___ Records provided ___

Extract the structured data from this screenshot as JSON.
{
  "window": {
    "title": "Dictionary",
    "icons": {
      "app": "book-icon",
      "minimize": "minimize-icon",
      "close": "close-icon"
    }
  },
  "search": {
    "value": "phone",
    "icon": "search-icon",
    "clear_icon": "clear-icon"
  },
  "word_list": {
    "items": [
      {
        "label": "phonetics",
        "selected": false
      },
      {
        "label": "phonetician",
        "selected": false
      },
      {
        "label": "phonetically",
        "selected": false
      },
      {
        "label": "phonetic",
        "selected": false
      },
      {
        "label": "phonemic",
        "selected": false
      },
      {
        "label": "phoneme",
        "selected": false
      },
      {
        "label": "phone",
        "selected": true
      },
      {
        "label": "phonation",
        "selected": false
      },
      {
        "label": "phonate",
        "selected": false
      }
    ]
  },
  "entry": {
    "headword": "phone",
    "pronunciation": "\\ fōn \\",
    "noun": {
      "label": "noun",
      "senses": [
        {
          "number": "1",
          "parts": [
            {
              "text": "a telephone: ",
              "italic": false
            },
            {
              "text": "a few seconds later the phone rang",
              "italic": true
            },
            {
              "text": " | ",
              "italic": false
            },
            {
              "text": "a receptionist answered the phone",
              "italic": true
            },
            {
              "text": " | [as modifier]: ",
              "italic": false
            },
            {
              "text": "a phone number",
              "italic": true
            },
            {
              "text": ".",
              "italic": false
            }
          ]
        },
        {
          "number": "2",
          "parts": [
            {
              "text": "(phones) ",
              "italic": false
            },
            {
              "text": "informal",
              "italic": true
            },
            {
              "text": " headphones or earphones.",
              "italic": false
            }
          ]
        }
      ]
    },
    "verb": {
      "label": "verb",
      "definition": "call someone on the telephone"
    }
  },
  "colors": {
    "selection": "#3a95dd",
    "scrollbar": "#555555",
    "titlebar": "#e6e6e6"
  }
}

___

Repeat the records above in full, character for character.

Extract the structured data from this screenshot as JSON.
{
  "window": {
    "title": "Dictionary",
    "icons": {
      "app": "book-icon",
      "minimize": "minimize-icon",
      "close": "close-icon"
    }
  },
  "search": {
    "value": "phone",
    "icon": "search-icon",
    "clear_icon": "clear-icon"
  },
  "word_list": {
    "items": [
      {
        "label": "phonetics",
        "selected": false
      },
      {
        "label": "phonetician",
        "selected": false
      },
      {
        "label": "phonetically",
        "selected": false
      },
      {
        "label": "phonetic",
        "selected": false
      },
      {
        "label": "phonemic",
        "selected": false
      },
      {
        "label": "phoneme",
        "selected": false
      },
      {
        "label": "phone",
        "selected": true
      },
      {
        "label": "phonation",
        "selected": false
      },
      {
        "label": "phonate",
        "selected": false
      }
    ]
  },
  "entry": {
    "headword": "phone",
    "pronunciation": "\\ fōn \\",
    "noun": {
      "label": "noun",
      "senses": [
        {
          "number": "1",
          "parts": [
            {
              "text": "a telephone: ",
              "italic": false
            },
            {
              "text": "a few seconds later the phone rang",
              "italic": true
            },
            {
              "text": " | ",
              "italic": false
            },
            {
              "text": "a receptionist answered the phone",
              "italic": true
            },
            {
              "text": " | [as modifier]: ",
              "italic": false
            },
            {
              "text": "a phone number",
              "italic": true
            },
            {
              "text": ".",
              "italic": false
            }
          ]
        },
        {
          "number": "2",
          "parts": [
            {
              "text": "(phones) ",
              "italic": false
            },
            {
              "text": "informal",
              "italic": true
            },
            {
              "text": " headphones or earphones.",
              "italic": false
            }
          ]
        }
      ]
    },
    "verb": {
      "label": "verb",
      "definition": "call someone on the telephone"
    }
  },
  "colors": {
    "selection": "#3a95dd",
    "scrollbar": "#555555",
    "titlebar": "#e6e6e6"
  }
}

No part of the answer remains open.